A public plaza planned atop an underground parking garage for a new 24-story office building downtown will cost taxpayers more than expected.
But Salt Lake redevelopment officials and the developer of the garage and office complex are downplaying a dispute over $5.5 million in costs associated with the project at 201 S. Main, a part of Block 57.And the city's Redevelopment Agency Board voted Thursday evening to pay $2.45 million of the disputed costs as a good-faith measure to keep the project going and to reassure anxious contractors.
"When they read in the paper and hear on the news that there's a dispute, contractors say `you mean there's a dispute and we're not going to get paid?' " said Kem Gardner, president of Boyer Co. "The word dispute was unfortunate because it said to the press there were overruns."
However, the project is costing more than RDA board members originally thought. They approved $9 million for the garage and plaza in 1989. The agency agreed Thursday to pay $4.9 million more than that, including the $2.45 million in disputed costs.
The dispute stems from the wording of the contract between the redevelopment agency and Boyer. The agency was to pay for costs associated with the plaza, while Boyer was to pay for costs associated with the garage.
Since the two projects are connected, both sides are having difficulty deciding what part of the structure is necessary to shore the plaza and what parts are needed solely for the garage.
In addition, the weight of the plaza and unanticipated soil conditions have caused workers to use pile-driven footings instead of standard ones.
Redevelopment director Alice Larkin Steiner said the $2.45 million the agency paid Thursday is "a fairly safe assumption of what we owe." She told board members it was important to pay the money now and that the project had not yet exceeded its budget.

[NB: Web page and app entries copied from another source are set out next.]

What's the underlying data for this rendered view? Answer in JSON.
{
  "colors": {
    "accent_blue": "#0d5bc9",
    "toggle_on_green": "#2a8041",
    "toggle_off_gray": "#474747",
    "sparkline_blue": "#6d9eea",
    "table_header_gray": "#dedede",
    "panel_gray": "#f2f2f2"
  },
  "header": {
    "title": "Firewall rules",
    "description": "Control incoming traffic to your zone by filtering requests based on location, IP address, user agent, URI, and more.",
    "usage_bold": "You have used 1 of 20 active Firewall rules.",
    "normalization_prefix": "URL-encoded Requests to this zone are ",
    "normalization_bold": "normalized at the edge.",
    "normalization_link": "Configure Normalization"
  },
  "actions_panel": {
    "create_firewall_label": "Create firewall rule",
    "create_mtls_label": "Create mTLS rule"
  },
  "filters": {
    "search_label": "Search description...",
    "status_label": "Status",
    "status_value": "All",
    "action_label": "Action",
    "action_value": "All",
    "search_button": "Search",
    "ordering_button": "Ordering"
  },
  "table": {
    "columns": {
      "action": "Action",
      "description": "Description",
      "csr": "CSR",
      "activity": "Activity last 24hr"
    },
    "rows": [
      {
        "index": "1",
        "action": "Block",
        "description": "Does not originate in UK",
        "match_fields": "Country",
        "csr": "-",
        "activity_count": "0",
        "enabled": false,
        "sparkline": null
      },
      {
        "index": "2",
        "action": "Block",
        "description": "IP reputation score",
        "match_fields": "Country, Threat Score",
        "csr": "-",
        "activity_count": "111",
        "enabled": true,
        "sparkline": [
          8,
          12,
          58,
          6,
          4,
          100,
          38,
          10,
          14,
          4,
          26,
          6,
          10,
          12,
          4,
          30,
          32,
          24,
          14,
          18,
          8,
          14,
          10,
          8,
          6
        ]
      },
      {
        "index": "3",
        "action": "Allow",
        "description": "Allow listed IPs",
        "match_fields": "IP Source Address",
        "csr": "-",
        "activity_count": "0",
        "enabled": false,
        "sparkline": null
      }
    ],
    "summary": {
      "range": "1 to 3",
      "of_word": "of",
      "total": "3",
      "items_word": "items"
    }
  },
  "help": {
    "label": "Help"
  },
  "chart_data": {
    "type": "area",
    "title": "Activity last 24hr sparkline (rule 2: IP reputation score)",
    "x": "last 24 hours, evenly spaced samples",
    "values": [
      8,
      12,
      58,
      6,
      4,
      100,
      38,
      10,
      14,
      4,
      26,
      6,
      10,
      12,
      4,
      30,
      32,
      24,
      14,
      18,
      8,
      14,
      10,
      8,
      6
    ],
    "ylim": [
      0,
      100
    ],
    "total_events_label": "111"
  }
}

"Any time you have a construction job, it's very important to keep money flowing to that job," she said.
Meanwhile, Boyer officials said the seven-story Utah Savings and Trust Bank building, listed on the National Register of Historic Places, will be demolished Saturday. The building, completed in 1907, stands adjacent to the new office tower and garage.
The redevelopment agency bought the structure for $2.5 million in 1986 and renovated it. However, it announced earlier this year that attempts to sell the building had failed. Critics, however, claim the agency never seriously tried to market the building.